[The records Boundary: Start]

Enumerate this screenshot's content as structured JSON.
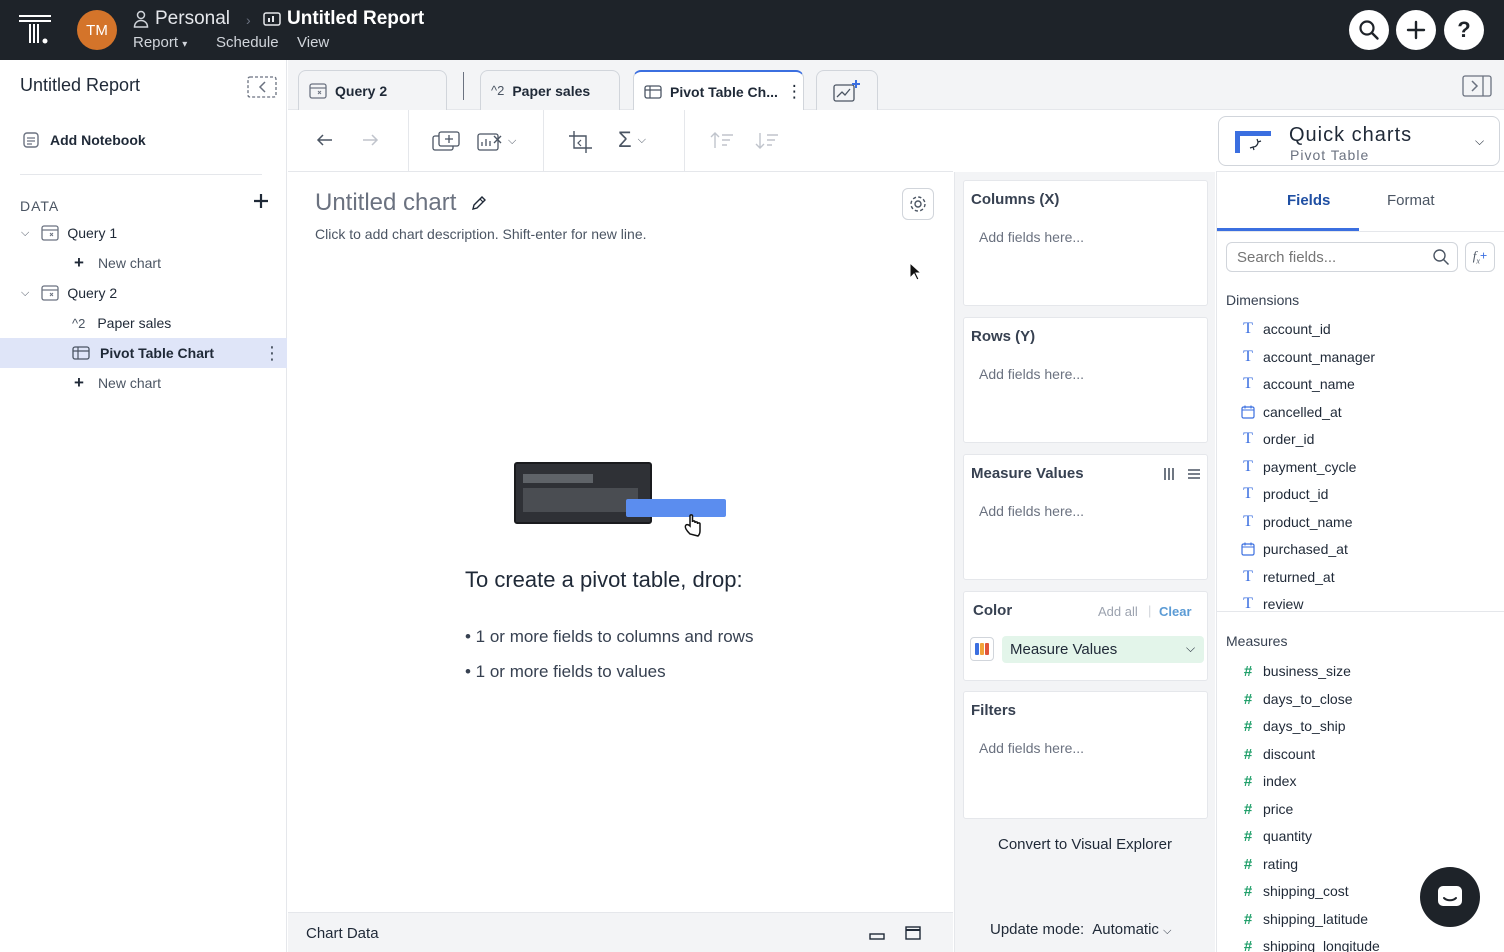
{
  "topbar": {
    "avatar": "TM",
    "crumb_space": "Personal",
    "crumb_report": "Untitled Report",
    "menu": [
      "Report",
      "Schedule",
      "View"
    ]
  },
  "sidebar": {
    "title": "Untitled Report",
    "add_notebook": "Add Notebook",
    "data_label": "DATA",
    "items": [
      {
        "label": "Query 1"
      },
      {
        "label": "New chart"
      },
      {
        "label": "Query 2"
      },
      {
        "label": "Paper sales"
      },
      {
        "label": "Pivot Table Chart"
      },
      {
        "label": "New chart"
      }
    ]
  },
  "tabs": [
    {
      "label": "Query 2"
    },
    {
      "label": "Paper sales"
    },
    {
      "label": "Pivot Table Ch..."
    }
  ],
  "quick_charts": {
    "title": "Quick charts",
    "subtitle": "Pivot Table"
  },
  "canvas": {
    "chart_title": "Untitled chart",
    "description": "Click to add chart description. Shift-enter for new line.",
    "heading": "To create a pivot table, drop:",
    "bullet1": "• 1 or more fields to columns and rows",
    "bullet2": "• 1 or more fields to values"
  },
  "chart_data_label": "Chart Data",
  "config": {
    "columns": "Columns (X)",
    "rows": "Rows (Y)",
    "measure_values": "Measure Values",
    "color": "Color",
    "add_all": "Add all",
    "clear": "Clear",
    "color_field": "Measure Values",
    "filters": "Filters",
    "placeholder": "Add fields here...",
    "convert": "Convert to Visual Explorer",
    "update_mode_label": "Update mode:",
    "update_mode_value": "Automatic"
  },
  "fields_panel": {
    "tab_fields": "Fields",
    "tab_format": "Format",
    "search_placeholder": "Search fields...",
    "dimensions_label": "Dimensions",
    "dimensions": [
      {
        "name": "account_id",
        "type": "text"
      },
      {
        "name": "account_manager",
        "type": "text"
      },
      {
        "name": "account_name",
        "type": "text"
      },
      {
        "name": "cancelled_at",
        "type": "date"
      },
      {
        "name": "order_id",
        "type": "text"
      },
      {
        "name": "payment_cycle",
        "type": "text"
      },
      {
        "name": "product_id",
        "type": "text"
      },
      {
        "name": "product_name",
        "type": "text"
      },
      {
        "name": "purchased_at",
        "type": "date"
      },
      {
        "name": "returned_at",
        "type": "text"
      },
      {
        "name": "review",
        "type": "text"
      }
    ],
    "measures_label": "Measures",
    "measures": [
      "business_size",
      "days_to_close",
      "days_to_ship",
      "discount",
      "index",
      "price",
      "quantity",
      "rating",
      "shipping_cost",
      "shipping_latitude",
      "shipping_longitude"
    ]
  },
  "colors": {
    "topbar": "#1e2329",
    "accent": "#3b6fe0",
    "avatar": "#d4742a",
    "selected_row": "#dfe5f8",
    "measure_green": "#22a06b"
  }
}
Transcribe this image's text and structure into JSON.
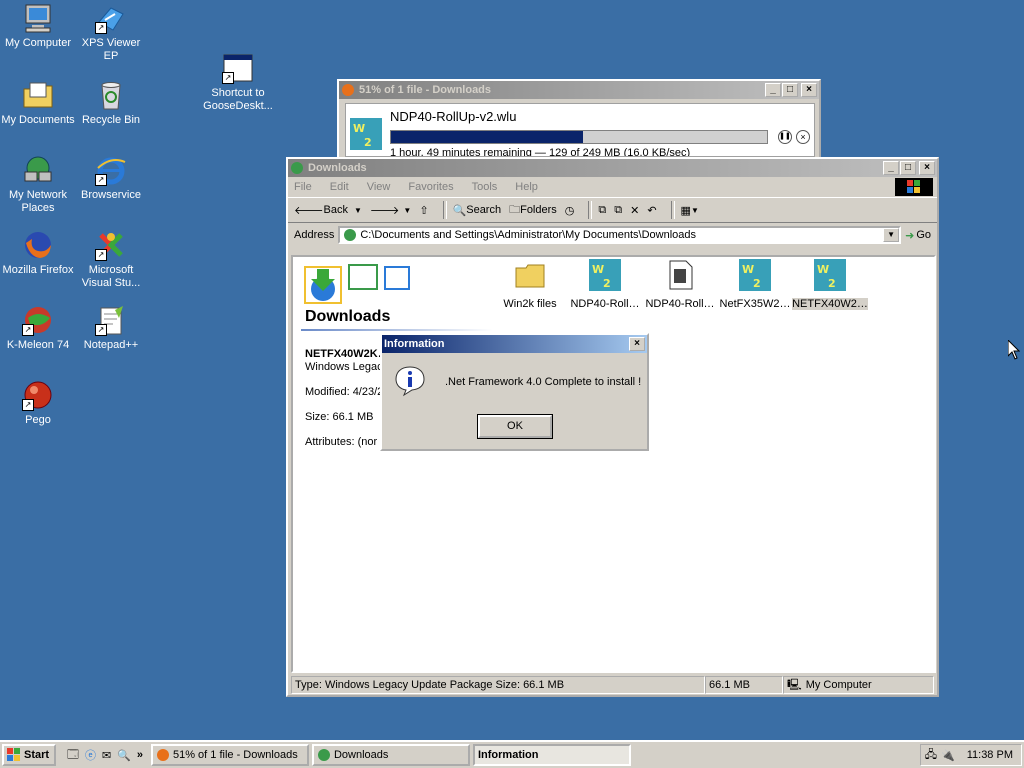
{
  "desktop": {
    "icons": [
      {
        "name": "my-computer",
        "label": "My Computer"
      },
      {
        "name": "xps-viewer",
        "label": "XPS Viewer EP"
      },
      {
        "name": "shortcut-goose",
        "label": "Shortcut to GooseDeskt..."
      },
      {
        "name": "my-documents",
        "label": "My Documents"
      },
      {
        "name": "recycle-bin",
        "label": "Recycle Bin"
      },
      {
        "name": "my-network-places",
        "label": "My Network Places"
      },
      {
        "name": "browservice",
        "label": "Browservice"
      },
      {
        "name": "mozilla-firefox",
        "label": "Mozilla Firefox"
      },
      {
        "name": "visual-studio",
        "label": "Microsoft Visual Stu..."
      },
      {
        "name": "k-meleon",
        "label": "K-Meleon 74"
      },
      {
        "name": "notepadpp",
        "label": "Notepad++"
      },
      {
        "name": "pego",
        "label": "Pego"
      }
    ]
  },
  "download_window": {
    "title": "51% of 1 file - Downloads",
    "file_name": "NDP40-RollUp-v2.wlu",
    "progress_pct": 51,
    "status": "1 hour, 49 minutes remaining — 129 of 249 MB (16.0 KB/sec)"
  },
  "explorer": {
    "title": "Downloads",
    "menu": [
      "File",
      "Edit",
      "View",
      "Favorites",
      "Tools",
      "Help"
    ],
    "toolbar": {
      "back": "Back",
      "search": "Search",
      "folders": "Folders"
    },
    "address_label": "Address",
    "address_value": "C:\\Documents and Settings\\Administrator\\My Documents\\Downloads",
    "go_label": "Go",
    "panel_heading": "Downloads",
    "selected_name": "NETFX40W2K…",
    "selected_type": "Windows Legacy",
    "modified": "Modified: 4/23/2",
    "size": "Size: 66.1 MB",
    "attributes": "Attributes: (nor",
    "files": [
      {
        "label": "Win2k files",
        "kind": "folder"
      },
      {
        "label": "NDP40-Roll…",
        "kind": "win2k"
      },
      {
        "label": "NDP40-Roll…",
        "kind": "doc"
      },
      {
        "label": "NetFX35W2…",
        "kind": "win2k"
      },
      {
        "label": "NETFX40W2…",
        "kind": "win2k",
        "selected": true
      }
    ],
    "status_type": "Type: Windows Legacy Update Package Size: 66.1 MB",
    "status_size": "66.1 MB",
    "status_zone": "My Computer"
  },
  "dialog": {
    "title": "Information",
    "message": ".Net Framework 4.0 Complete to install !",
    "ok_label": "OK"
  },
  "taskbar": {
    "start_label": "Start",
    "buttons": [
      "51% of 1 file - Downloads",
      "Downloads",
      "Information"
    ],
    "clock": "11:38 PM"
  },
  "colors": {
    "desktop": "#3a6ea5",
    "title_active": "#0a246a",
    "progress": "#0a246a"
  }
}
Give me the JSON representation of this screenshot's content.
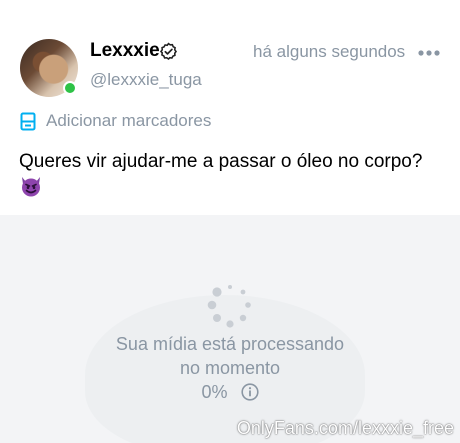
{
  "post": {
    "author_name": "Lexxxie",
    "author_handle": "@lexxxie_tuga",
    "timestamp": "há alguns segundos",
    "bookmark_label": "Adicionar marcadores",
    "caption": "Queres vir ajudar-me a passar o óleo no corpo?",
    "caption_emoji": "smiling-imp-icon",
    "online_status_color": "#2ec246",
    "verified": true
  },
  "media": {
    "processing_text": "Sua mídia está processando no momento",
    "progress_label": "0%",
    "progress_value": 0
  },
  "watermark": "OnlyFans.com/lexxxie_free",
  "colors": {
    "accent": "#00aff0",
    "muted_text": "#8a96a3",
    "media_background": "#f3f4f6"
  }
}
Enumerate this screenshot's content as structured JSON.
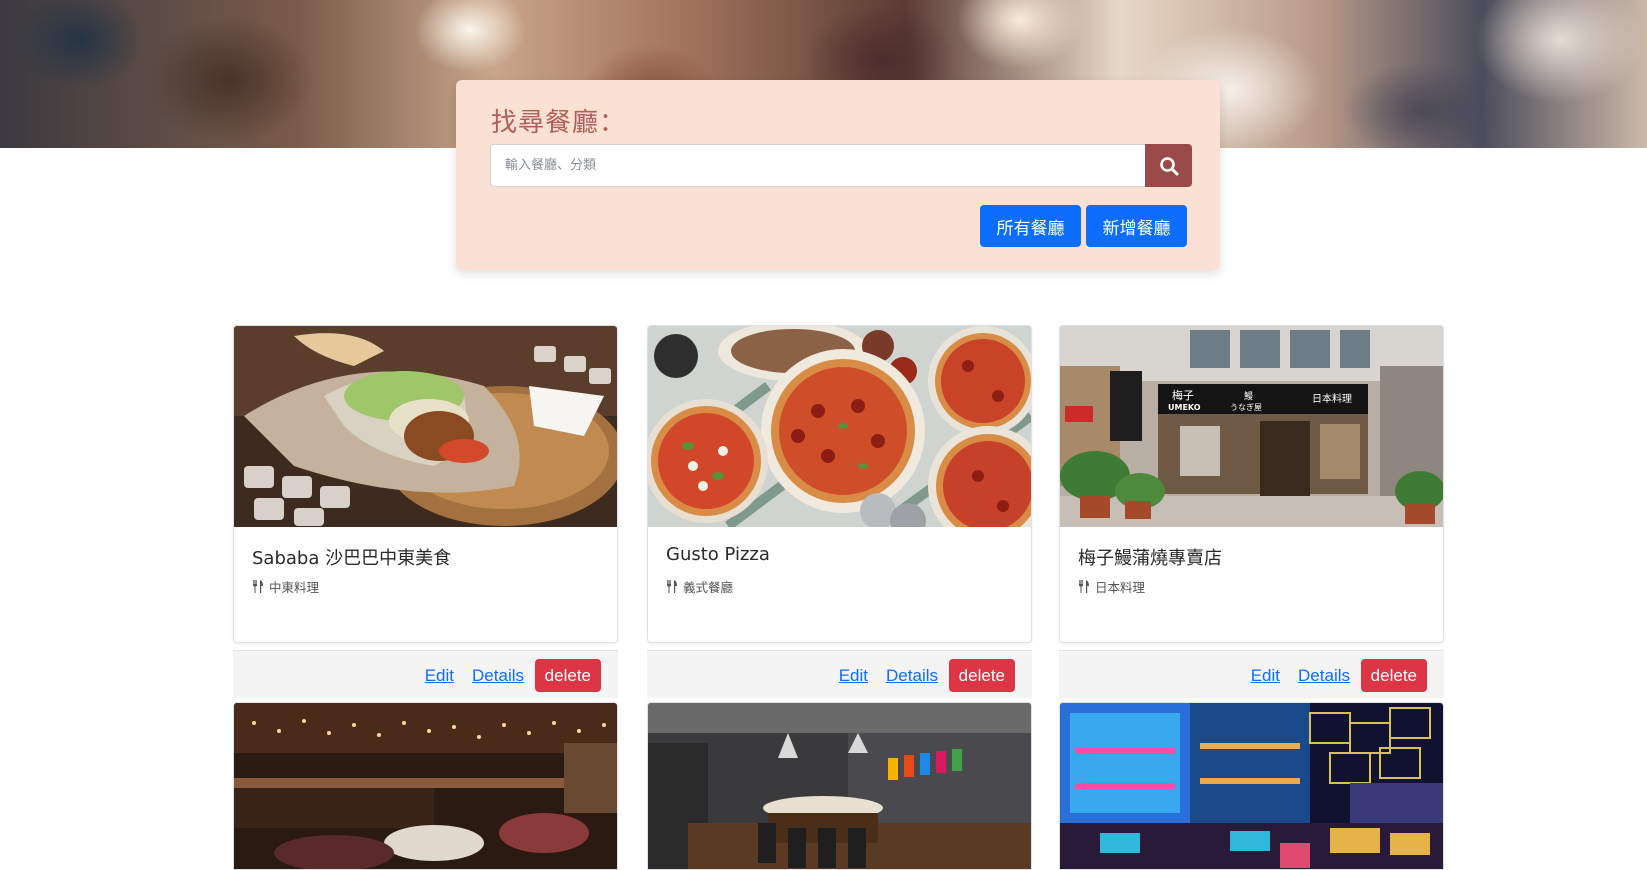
{
  "search": {
    "title": "找尋餐廳：",
    "placeholder": "輸入餐廳、分類",
    "all_label": "所有餐廳",
    "new_label": "新增餐廳"
  },
  "restaurants": [
    {
      "name": "Sababa 沙巴巴中東美食",
      "category": "中東料理"
    },
    {
      "name": "Gusto Pizza",
      "category": "義式餐廳"
    },
    {
      "name": "梅子鰻蒲燒專賣店",
      "category": "日本料理"
    }
  ],
  "actions": {
    "edit_label": "Edit",
    "details_label": "Details",
    "delete_label": "delete"
  },
  "storefront_sign": {
    "name": "梅子",
    "latin": "UMEKO",
    "kana": "うなぎ屋",
    "type": "日本料理",
    "eel": "鰻"
  },
  "colors": {
    "panel_bg": "#fbe1d3",
    "title_color": "#b0605a",
    "search_button": "#9b4a4a",
    "primary": "#0d6efd",
    "danger": "#dc3545"
  }
}
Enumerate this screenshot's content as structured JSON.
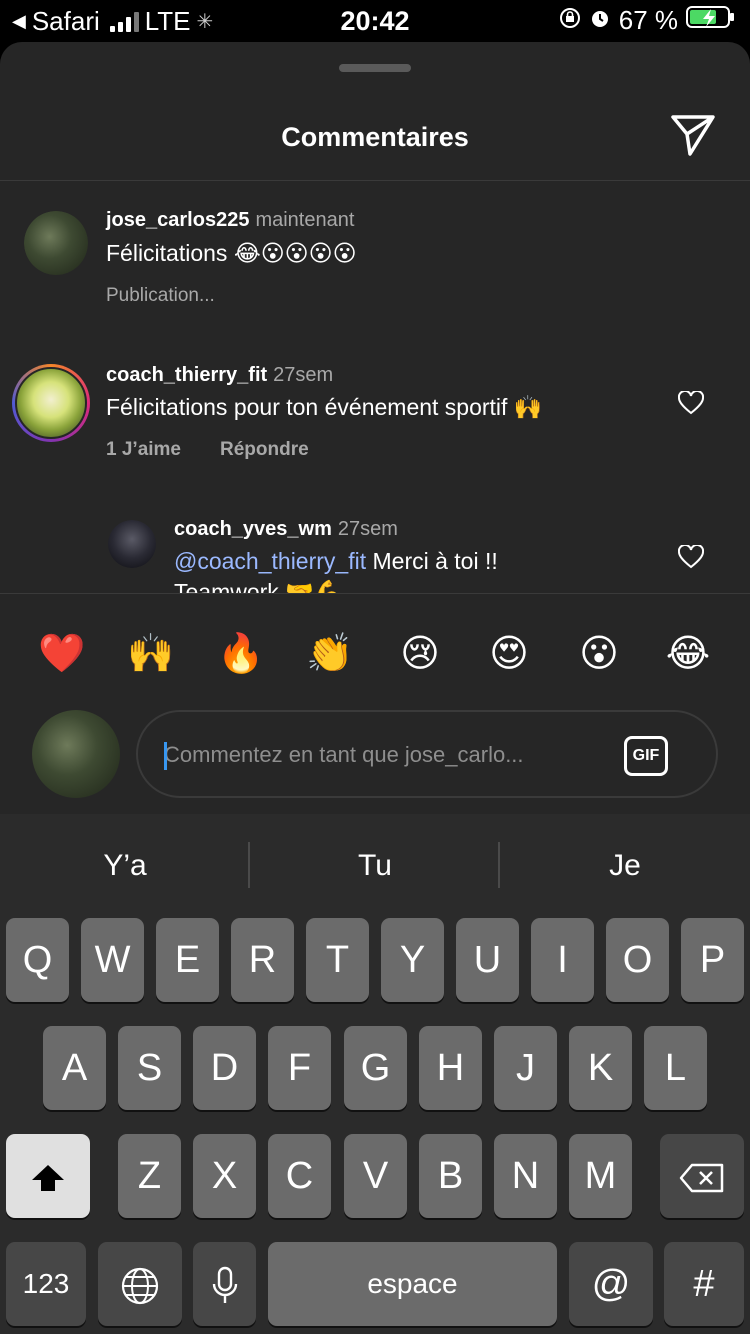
{
  "status_bar": {
    "back_app": "Safari",
    "network": "LTE",
    "time": "20:42",
    "battery_percent": "67 %"
  },
  "sheet": {
    "title": "Commentaires",
    "send_icon": "paper-plane-icon"
  },
  "comments": [
    {
      "username": "jose_carlos225",
      "time": "maintenant",
      "text": "Félicitations 😂😮😮😮😮",
      "status": "Publication..."
    },
    {
      "username": "coach_thierry_fit",
      "time": "27sem",
      "text": "Félicitations pour ton événement sportif 🙌",
      "likes": "1 J’aime",
      "reply_label": "Répondre"
    }
  ],
  "reply": {
    "username": "coach_yves_wm",
    "time": "27sem",
    "mention": "@coach_thierry_fit",
    "text_line1": " Merci à toi !!",
    "text_line2": "Teamwork 🤝💪"
  },
  "quick_reactions": [
    "❤️",
    "🙌",
    "🔥",
    "👏",
    "😢",
    "😍",
    "😮",
    "😂"
  ],
  "input": {
    "placeholder": "Commentez en tant que jose_carlo...",
    "gif_label": "GIF"
  },
  "keyboard": {
    "predictions": [
      "Y’a",
      "Tu",
      "Je"
    ],
    "row1": [
      "Q",
      "W",
      "E",
      "R",
      "T",
      "Y",
      "U",
      "I",
      "O",
      "P"
    ],
    "row2": [
      "A",
      "S",
      "D",
      "F",
      "G",
      "H",
      "J",
      "K",
      "L"
    ],
    "row3": [
      "Z",
      "X",
      "C",
      "V",
      "B",
      "N",
      "M"
    ],
    "numbers_label": "123",
    "space_label": "espace",
    "at_label": "@",
    "hash_label": "#"
  },
  "colors": {
    "sheet_background": "#262626",
    "mention": "#9bb9ff",
    "secondary_text": "#a8a8a8",
    "caret": "#3897f0"
  }
}
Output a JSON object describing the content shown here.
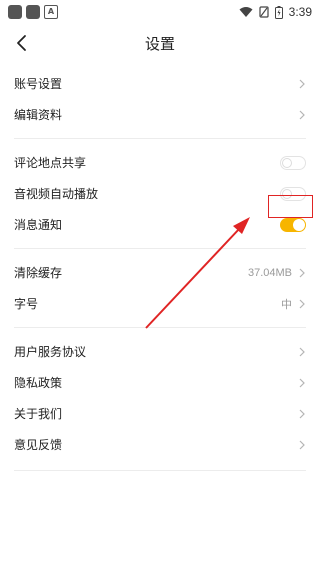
{
  "status_bar": {
    "time": "3:39"
  },
  "header": {
    "title": "设置"
  },
  "groups": [
    {
      "items": [
        {
          "label": "账号设置"
        },
        {
          "label": "编辑资料"
        }
      ]
    },
    {
      "items": [
        {
          "label": "评论地点共享",
          "toggle": false
        },
        {
          "label": "音视频自动播放",
          "toggle": false
        },
        {
          "label": "消息通知",
          "toggle": true
        }
      ]
    },
    {
      "items": [
        {
          "label": "清除缓存",
          "value": "37.04MB"
        },
        {
          "label": "字号",
          "value": "中"
        }
      ]
    },
    {
      "items": [
        {
          "label": "用户服务协议"
        },
        {
          "label": "隐私政策"
        },
        {
          "label": "关于我们"
        },
        {
          "label": "意见反馈"
        }
      ]
    }
  ],
  "colors": {
    "toggle_on": "#f7b500",
    "annotation": "#e02424"
  }
}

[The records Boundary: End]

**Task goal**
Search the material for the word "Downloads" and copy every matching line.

**Exercise solution**
    "title": "51% of 1 file - Downloads",
    "title": "Downloads",
    "address_value": "C:\\Documents and Settings\\Administrator\\My Documents\\Downloads",
    "panel_heading": "Downloads",
      "51% of 1 file - Downloads",
      "Downloads",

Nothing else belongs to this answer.